Stack Overflow is a community of 4.7 million programmers, just like you, helping each other.

Join them; it only takes a minute:

Sign up
Join the Stack Overflow community to:
  1. Ask programming questions
  2. Answer and help your peers
  3. Get recognized for your expertise

On MacOS with gcc4.2 should the following code create a new file if none exists?

#include <fstream>

void test () {
    std::fstream file ("myfile.txt", std::ios::in | std::ios::out);

By my logic it should, either open up an existing file for read/writing or create a new empty file for read/writing.
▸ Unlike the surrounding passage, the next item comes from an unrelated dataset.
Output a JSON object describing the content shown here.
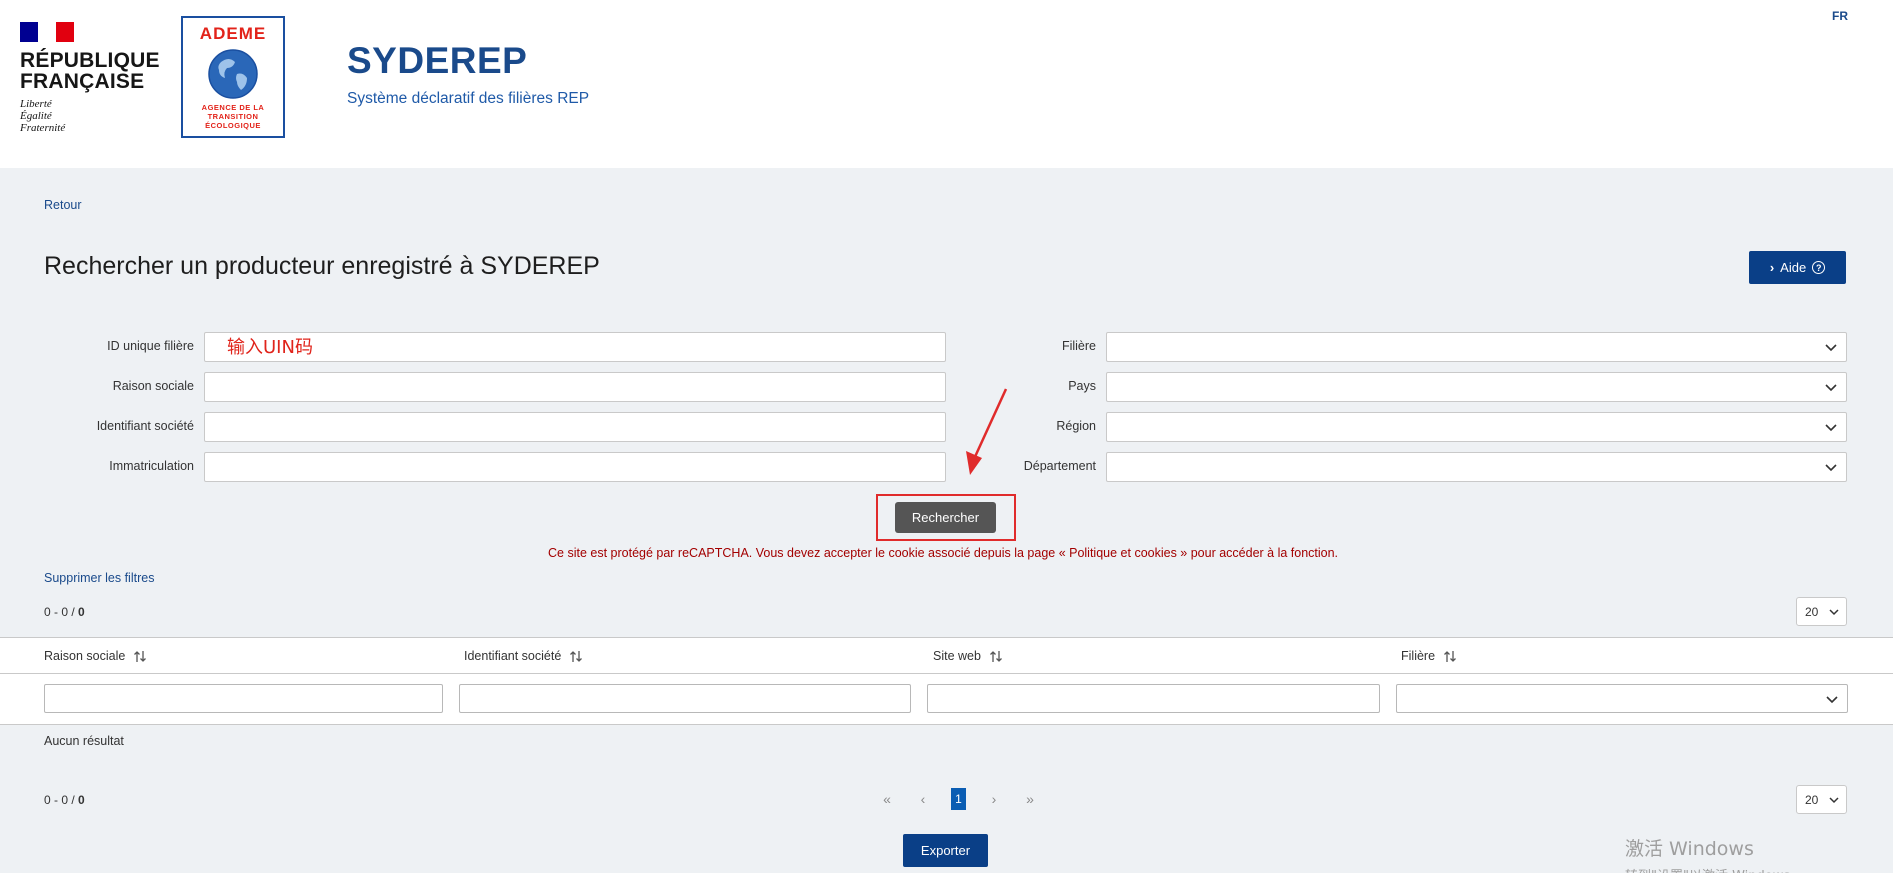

But the behaviour I get is that it will not create a new file if 'myfile.txt' does not exist.

How do I get the same behavior as fopen("myfile.txt", "r+"); ?


#include <fstream>

void test () {
    std::ofstream file ("myfile.txt", std::ios::in | std::ios::out);

Will always truncate an existing file...

Is this the standard behavior?

share|improve this question
up vote 4 down vote accepted

First of all, I have no idea why you think that fopen("r+") creates a file if it doesn't exist - according to ISO C & C++, it does not, it just opens an existing file for read/write. If you want to create a file with fopen, you use "w+".

For streams, you just specify trunc:

std::ofstream file ("myfile.txt",
    std::ios::in | std::ios::out | std::ios::trunc);

However, both this and fopen("w+") will truncate the file. There's no standard way to open the file without truncating if it exists, but create it if it does not exist in a single call. At best you can try to open, check for failure, and then try to create/truncate; but this may lead to a race condition if file is created by another process after the check but before truncation.

In POSIX, you can use open with O_CREAT and without O_TRUNC.

share|improve this answer
Your right, I was mistaken. I was thinking of POSIX, instead of "r+". Appologies for the stupid question :). – Akusete Jul 15 '09 at 6:38

For the first case, you have specified that you are BOTH reading from and writing to the file. Hence, it will fail, if the file does not already exist. You could try to use two separate streams (one for reading and the other for writing), and construct the output stream, first. As for the second case, you can use "std::ios::app" (open in append mode) to prevent truncation. [Tested with Mac OS X 10.4.11, GCC 4.0.1]

share|improve this answer

Your Answer


By posting your answer, you agree to the privacy policy and terms of service.

Not the answer you're looking for? Browse other questions tagged or ask your own question.